## Work instructions
Only lines with the string "true" should be returned from the data below.

Entries from a dataset of interfaces:
•••••
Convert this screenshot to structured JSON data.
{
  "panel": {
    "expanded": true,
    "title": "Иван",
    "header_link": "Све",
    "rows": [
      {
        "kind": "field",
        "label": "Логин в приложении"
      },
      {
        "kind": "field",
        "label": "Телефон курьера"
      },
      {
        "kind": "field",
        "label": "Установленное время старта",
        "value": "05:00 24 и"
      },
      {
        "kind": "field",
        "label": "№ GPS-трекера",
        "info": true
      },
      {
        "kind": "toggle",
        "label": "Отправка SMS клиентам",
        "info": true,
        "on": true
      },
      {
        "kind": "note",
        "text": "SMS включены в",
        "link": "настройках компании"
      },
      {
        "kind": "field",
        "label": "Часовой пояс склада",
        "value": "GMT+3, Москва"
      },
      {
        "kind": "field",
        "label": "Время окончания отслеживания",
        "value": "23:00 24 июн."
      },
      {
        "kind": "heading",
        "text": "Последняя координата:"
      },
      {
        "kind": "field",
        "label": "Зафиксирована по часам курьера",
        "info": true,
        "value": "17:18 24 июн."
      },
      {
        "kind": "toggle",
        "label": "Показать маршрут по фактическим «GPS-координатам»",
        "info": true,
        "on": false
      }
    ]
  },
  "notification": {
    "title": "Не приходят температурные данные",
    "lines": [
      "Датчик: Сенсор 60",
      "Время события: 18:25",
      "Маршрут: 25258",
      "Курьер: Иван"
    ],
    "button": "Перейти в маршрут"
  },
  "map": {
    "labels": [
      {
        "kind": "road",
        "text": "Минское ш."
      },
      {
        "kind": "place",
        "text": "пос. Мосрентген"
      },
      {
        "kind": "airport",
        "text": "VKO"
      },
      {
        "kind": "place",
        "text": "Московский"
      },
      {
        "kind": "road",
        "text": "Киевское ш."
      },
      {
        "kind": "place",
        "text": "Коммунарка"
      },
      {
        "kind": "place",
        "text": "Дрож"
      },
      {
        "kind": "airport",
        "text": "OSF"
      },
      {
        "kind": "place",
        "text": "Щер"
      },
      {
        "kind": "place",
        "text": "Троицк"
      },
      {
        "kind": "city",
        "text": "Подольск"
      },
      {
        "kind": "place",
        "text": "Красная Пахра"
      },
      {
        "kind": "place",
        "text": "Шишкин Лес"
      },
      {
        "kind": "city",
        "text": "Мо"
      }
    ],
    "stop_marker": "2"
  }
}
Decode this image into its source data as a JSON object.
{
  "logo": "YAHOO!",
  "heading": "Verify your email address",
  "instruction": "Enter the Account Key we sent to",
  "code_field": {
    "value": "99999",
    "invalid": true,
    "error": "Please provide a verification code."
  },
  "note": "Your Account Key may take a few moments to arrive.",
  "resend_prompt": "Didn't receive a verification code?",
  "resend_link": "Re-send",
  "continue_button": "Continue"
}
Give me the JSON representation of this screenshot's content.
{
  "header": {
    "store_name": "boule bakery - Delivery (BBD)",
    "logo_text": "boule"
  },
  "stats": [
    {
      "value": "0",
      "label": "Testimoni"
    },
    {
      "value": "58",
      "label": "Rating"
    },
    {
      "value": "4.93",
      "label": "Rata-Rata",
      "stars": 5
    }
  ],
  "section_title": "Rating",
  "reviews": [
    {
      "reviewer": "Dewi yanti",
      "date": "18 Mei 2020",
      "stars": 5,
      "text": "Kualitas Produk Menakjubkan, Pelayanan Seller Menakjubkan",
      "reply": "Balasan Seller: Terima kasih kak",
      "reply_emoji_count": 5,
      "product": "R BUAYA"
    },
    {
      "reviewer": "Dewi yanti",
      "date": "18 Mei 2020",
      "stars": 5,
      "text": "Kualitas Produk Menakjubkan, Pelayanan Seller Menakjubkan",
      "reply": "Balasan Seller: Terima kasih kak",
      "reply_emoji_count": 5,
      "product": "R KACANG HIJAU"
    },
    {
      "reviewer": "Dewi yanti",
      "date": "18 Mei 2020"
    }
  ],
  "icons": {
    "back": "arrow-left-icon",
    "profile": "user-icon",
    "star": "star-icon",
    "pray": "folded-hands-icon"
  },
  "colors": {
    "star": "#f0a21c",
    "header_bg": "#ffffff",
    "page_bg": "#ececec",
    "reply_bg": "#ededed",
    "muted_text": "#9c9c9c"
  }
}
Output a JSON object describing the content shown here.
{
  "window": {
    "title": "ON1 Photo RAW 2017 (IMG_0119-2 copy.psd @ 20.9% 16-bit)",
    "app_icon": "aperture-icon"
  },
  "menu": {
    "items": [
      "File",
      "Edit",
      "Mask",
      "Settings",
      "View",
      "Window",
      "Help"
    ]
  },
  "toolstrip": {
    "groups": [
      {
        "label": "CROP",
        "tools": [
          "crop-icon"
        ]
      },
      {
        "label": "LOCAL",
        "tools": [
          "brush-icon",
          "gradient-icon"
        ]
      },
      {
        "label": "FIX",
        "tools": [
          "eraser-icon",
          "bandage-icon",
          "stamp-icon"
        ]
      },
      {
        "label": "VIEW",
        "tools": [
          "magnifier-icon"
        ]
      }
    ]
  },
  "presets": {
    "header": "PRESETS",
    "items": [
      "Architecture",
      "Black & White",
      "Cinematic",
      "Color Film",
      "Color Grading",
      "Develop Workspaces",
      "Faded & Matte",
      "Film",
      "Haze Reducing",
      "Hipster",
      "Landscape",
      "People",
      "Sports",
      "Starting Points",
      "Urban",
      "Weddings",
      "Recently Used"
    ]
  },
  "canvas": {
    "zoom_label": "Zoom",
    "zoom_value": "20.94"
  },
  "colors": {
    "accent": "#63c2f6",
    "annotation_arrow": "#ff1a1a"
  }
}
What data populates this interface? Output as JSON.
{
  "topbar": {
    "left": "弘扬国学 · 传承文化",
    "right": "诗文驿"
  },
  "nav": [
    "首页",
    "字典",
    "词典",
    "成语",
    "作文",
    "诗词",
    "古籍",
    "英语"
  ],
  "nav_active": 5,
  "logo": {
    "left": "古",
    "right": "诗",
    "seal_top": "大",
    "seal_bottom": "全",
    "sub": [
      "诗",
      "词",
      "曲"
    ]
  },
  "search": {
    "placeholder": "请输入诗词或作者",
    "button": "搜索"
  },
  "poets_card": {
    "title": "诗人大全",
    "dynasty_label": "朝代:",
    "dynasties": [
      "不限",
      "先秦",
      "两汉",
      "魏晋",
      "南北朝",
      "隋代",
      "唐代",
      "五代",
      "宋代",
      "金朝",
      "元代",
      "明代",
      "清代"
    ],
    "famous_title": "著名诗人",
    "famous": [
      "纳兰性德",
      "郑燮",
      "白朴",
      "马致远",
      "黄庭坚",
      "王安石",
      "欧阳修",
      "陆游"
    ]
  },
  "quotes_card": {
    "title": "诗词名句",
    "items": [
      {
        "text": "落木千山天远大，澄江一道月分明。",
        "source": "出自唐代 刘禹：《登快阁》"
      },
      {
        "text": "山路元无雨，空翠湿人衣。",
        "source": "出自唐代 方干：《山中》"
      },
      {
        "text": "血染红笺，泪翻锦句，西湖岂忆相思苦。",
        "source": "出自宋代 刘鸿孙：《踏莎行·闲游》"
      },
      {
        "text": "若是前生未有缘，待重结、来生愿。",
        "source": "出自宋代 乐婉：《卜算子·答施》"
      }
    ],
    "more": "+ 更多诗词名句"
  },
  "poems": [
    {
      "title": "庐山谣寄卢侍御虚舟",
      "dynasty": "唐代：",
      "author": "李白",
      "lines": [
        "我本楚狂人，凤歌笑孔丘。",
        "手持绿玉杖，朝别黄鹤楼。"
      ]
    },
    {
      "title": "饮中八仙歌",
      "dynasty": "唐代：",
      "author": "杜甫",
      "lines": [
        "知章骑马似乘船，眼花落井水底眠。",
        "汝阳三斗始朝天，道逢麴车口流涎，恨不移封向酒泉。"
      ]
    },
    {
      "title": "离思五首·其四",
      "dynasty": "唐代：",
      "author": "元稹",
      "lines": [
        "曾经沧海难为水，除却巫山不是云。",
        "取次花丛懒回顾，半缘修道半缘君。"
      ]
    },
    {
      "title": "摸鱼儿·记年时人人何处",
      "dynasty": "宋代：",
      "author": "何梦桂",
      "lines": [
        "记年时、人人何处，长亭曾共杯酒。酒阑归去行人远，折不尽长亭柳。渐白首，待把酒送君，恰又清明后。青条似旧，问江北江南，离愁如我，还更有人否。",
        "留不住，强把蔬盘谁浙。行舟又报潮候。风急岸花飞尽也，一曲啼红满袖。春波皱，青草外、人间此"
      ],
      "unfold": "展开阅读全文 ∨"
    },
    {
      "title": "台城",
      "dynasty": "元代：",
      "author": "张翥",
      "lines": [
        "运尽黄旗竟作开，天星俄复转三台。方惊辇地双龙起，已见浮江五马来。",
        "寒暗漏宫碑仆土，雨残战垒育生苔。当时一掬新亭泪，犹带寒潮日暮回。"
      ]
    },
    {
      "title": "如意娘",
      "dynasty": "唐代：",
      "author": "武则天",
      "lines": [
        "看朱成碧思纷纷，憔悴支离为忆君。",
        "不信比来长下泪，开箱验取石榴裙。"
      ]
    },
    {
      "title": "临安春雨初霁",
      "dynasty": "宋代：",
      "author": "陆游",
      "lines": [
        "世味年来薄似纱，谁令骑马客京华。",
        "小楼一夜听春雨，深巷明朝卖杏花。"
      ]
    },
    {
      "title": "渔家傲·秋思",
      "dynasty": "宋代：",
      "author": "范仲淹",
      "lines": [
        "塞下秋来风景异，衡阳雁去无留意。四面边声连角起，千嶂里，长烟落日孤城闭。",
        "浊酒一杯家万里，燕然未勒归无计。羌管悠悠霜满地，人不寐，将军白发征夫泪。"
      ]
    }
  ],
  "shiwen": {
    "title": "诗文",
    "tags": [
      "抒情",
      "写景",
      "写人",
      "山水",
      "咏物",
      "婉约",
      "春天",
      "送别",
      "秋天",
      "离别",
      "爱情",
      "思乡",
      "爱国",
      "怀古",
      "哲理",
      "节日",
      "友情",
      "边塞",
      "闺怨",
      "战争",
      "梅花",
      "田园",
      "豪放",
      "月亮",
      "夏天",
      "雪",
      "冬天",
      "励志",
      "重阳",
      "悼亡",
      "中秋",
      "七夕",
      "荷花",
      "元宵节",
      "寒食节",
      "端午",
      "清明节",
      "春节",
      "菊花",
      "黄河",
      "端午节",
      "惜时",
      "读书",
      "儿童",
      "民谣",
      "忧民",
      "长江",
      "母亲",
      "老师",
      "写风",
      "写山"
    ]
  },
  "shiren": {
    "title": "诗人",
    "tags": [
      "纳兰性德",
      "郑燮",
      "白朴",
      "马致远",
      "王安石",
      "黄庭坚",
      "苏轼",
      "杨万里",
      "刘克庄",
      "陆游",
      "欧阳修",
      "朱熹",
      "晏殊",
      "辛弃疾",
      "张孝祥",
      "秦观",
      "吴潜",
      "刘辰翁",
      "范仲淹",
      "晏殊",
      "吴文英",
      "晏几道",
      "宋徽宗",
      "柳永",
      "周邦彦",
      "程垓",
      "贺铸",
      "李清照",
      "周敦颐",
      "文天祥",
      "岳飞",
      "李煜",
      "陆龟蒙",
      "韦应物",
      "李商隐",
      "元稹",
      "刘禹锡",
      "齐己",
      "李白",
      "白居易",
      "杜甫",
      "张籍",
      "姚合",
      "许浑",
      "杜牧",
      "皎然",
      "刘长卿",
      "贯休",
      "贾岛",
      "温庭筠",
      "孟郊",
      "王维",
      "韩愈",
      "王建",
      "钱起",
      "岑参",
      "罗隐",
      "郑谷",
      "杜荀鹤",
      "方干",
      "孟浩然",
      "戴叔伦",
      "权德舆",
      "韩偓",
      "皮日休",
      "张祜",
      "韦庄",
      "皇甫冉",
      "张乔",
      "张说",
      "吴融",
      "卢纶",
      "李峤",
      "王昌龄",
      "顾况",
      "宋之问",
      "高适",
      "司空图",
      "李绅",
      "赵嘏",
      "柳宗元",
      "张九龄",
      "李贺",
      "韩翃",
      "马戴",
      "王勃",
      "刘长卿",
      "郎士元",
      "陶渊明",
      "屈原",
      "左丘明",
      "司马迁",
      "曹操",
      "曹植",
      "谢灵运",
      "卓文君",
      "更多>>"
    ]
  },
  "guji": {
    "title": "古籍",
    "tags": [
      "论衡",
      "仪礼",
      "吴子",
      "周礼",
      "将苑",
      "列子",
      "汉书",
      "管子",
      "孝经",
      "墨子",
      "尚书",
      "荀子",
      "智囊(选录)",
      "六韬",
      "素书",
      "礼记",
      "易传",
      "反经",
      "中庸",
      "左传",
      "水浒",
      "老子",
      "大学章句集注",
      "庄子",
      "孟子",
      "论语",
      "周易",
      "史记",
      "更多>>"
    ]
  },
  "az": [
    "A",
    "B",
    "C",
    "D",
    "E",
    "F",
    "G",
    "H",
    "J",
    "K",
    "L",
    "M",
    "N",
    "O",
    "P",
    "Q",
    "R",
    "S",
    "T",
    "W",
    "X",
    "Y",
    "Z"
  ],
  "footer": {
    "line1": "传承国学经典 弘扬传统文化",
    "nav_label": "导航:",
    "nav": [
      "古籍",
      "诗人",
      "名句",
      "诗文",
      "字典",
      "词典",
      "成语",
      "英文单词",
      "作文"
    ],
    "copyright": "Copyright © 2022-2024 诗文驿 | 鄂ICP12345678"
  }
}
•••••
## Answer section
    "expanded": true,
        "info": true
        "info": true,
        "on": true
        "info": true,
        "info": true,
    "invalid": true,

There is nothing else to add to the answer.